(Data about app and page elements)
* * *

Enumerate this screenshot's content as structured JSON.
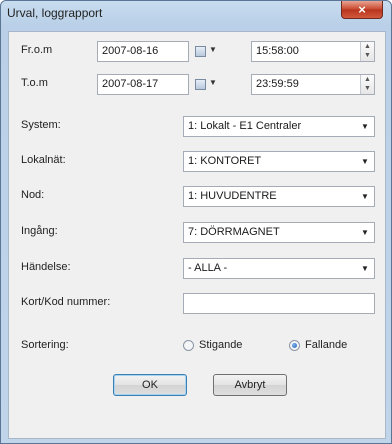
{
  "window": {
    "title": "Urval, loggrapport",
    "close_icon": "×"
  },
  "fields": {
    "from_label": "Fr.o.m",
    "from_date": "2007-08-16",
    "from_time": "15:58:00",
    "to_label": "T.o.m",
    "to_date": "2007-08-17",
    "to_time": "23:59:59"
  },
  "selects": [
    {
      "label": "System:",
      "value": "1: Lokalt - E1 Centraler"
    },
    {
      "label": "Lokalnät:",
      "value": "1: KONTORET"
    },
    {
      "label": "Nod:",
      "value": "1: HUVUDENTRE"
    },
    {
      "label": "Ingång:",
      "value": "7: DÖRRMAGNET"
    },
    {
      "label": "Händelse:",
      "value": "- ALLA -"
    }
  ],
  "card": {
    "label": "Kort/Kod nummer:",
    "value": ""
  },
  "sort": {
    "label": "Sortering:",
    "ascending": "Stigande",
    "descending": "Fallande",
    "selected": "Fallande"
  },
  "buttons": {
    "ok": "OK",
    "cancel": "Avbryt"
  },
  "icons": {
    "calendar": "calendar-icon",
    "dropdown": "chevron-down-icon",
    "spinner": "spinner-arrows-icon"
  },
  "colors": {
    "titlebar": "#c0d5ea",
    "close": "#c7462c",
    "default_button": "#3c7fb1"
  }
}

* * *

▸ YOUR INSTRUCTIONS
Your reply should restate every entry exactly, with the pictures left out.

▸ SOLUTION
Enumerate this screenshot's content as structured JSON.
{
  "window": {
    "title": "Urval, loggrapport",
    "close_icon": "×"
  },
  "fields": {
    "from_label": "Fr.o.m",
    "from_date": "2007-08-16",
    "from_time": "15:58:00",
    "to_label": "T.o.m",
    "to_date": "2007-08-17",
    "to_time": "23:59:59"
  },
  "selects": [
    {
      "label": "System:",
      "value": "1: Lokalt - E1 Centraler"
    },
    {
      "label": "Lokalnät:",
      "value": "1: KONTORET"
    },
    {
      "label": "Nod:",
      "value": "1: HUVUDENTRE"
    },
    {
      "label": "Ingång:",
      "value": "7: DÖRRMAGNET"
    },
    {
      "label": "Händelse:",
      "value": "- ALLA -"
    }
  ],
  "card": {
    "label": "Kort/Kod nummer:",
    "value": ""
  },
  "sort": {
    "label": "Sortering:",
    "ascending": "Stigande",
    "descending": "Fallande",
    "selected": "Fallande"
  },
  "buttons": {
    "ok": "OK",
    "cancel": "Avbryt"
  },
  "icons": {
    "calendar": "calendar-icon",
    "dropdown": "chevron-down-icon",
    "spinner": "spinner-arrows-icon"
  },
  "colors": {
    "titlebar": "#c0d5ea",
    "close": "#c7462c",
    "default_button": "#3c7fb1"
  }
}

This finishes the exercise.